Having tested my draft Nvu tutorial handout and example web pages on a Linux, Windows, and Mac box there is little more to do except include some more screen snapshots and a small troubleshooting section in the handout. Fortunately, Nvu looks 99% the same on all three platforms give or take a few triangles and plus signs to indicate expansion of a hierarchy, for example, in the Nvu Site Manager.
The troubleshooting section will include:
- Relative links lost in stylesheets
- Start web browser before Nvu
The work around is to manually edit the html files or include the css files in the same directory as the html files. For beginners, I think it is probably easier to use templates that use css files in the same directory as the html files. People that are more comfortable hacking the html source will probably make the necessary manual tweaks.
KompoZer is not an option at this stage, as the Mac Studio is already set up with Nvu. Also, I thought Nvu was going to be on the Software Freedom Day CDs  😦 But I will burn some CDs that have Nvu and KompoZer for Windows and Mac just in case tutorial participants want that option.
If you wish to use your web browser to display your web pages from Nvu, you need to start the browser before you start Nvu. I don’t know how to set up Nvu so that the web pages are displayed in Safari, but at least Firefox is installed and that works. I’m not sure at this stage what happens for people on Windows that don’t have Firefox installed.
As soon as I finalise the material to conduct my tutorial session, I’ll put it up in case any other universities wish to conduct a short ‘Creating a Web Site Using Nvu’ tutorial session.

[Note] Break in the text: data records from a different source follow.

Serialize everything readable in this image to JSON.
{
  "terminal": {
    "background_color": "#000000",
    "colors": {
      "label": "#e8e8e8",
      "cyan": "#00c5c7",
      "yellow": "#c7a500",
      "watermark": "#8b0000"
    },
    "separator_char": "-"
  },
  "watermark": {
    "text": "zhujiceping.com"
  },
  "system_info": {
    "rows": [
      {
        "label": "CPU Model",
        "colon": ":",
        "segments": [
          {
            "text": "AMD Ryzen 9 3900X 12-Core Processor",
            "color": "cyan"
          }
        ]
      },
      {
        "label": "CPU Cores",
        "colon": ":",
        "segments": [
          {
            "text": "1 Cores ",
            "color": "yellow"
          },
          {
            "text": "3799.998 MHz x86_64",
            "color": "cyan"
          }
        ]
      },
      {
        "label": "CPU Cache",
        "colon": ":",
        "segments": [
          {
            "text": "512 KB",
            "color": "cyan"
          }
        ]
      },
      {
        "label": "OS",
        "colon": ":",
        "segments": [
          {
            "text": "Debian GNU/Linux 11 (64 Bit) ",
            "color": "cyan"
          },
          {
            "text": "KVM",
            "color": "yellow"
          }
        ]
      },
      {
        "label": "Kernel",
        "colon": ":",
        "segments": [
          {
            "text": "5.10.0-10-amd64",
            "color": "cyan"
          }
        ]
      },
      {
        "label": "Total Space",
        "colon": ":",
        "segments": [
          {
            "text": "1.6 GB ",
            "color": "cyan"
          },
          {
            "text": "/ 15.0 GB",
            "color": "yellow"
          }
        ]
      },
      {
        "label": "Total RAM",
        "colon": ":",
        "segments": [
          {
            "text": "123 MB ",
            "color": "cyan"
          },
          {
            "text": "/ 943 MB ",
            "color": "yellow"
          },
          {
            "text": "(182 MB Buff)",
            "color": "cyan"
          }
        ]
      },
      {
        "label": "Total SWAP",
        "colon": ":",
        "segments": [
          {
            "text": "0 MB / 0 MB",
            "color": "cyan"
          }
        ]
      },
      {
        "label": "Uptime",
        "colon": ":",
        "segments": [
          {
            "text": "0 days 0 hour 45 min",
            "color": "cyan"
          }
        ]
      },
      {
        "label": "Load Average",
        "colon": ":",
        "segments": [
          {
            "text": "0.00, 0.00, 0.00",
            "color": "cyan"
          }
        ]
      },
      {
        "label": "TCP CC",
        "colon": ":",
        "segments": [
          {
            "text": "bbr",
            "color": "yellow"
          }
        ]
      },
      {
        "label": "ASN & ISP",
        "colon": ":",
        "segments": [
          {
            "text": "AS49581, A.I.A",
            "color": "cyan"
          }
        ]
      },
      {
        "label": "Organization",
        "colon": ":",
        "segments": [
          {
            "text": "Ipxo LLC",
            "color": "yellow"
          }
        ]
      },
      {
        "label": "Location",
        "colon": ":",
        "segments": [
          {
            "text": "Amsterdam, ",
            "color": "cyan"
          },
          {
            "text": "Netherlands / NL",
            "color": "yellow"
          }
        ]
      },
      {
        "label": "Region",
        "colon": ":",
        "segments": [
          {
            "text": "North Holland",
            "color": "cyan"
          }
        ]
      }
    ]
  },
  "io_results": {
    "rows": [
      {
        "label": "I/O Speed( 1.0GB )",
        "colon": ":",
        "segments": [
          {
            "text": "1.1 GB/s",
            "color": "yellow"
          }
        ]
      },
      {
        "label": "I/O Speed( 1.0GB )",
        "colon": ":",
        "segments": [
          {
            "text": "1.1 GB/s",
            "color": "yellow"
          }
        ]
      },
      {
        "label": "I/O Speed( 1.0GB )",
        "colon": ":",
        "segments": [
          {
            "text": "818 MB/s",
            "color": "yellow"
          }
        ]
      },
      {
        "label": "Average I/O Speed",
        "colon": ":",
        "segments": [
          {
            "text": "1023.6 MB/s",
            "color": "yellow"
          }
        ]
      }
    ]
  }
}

 The CD included Firefox, Thunderbird, Sunbird, and Inkscape for Windows, and Ubuntu. That is, no OpenOffice.org, GIMP, Audacity, and Nvu for Windows as in previous years. So my tutorial participants will have a less professional looking CD burned by me. Fortunately, I will be able to use this ‘opportunity’ to talk about copying and distributing Free software.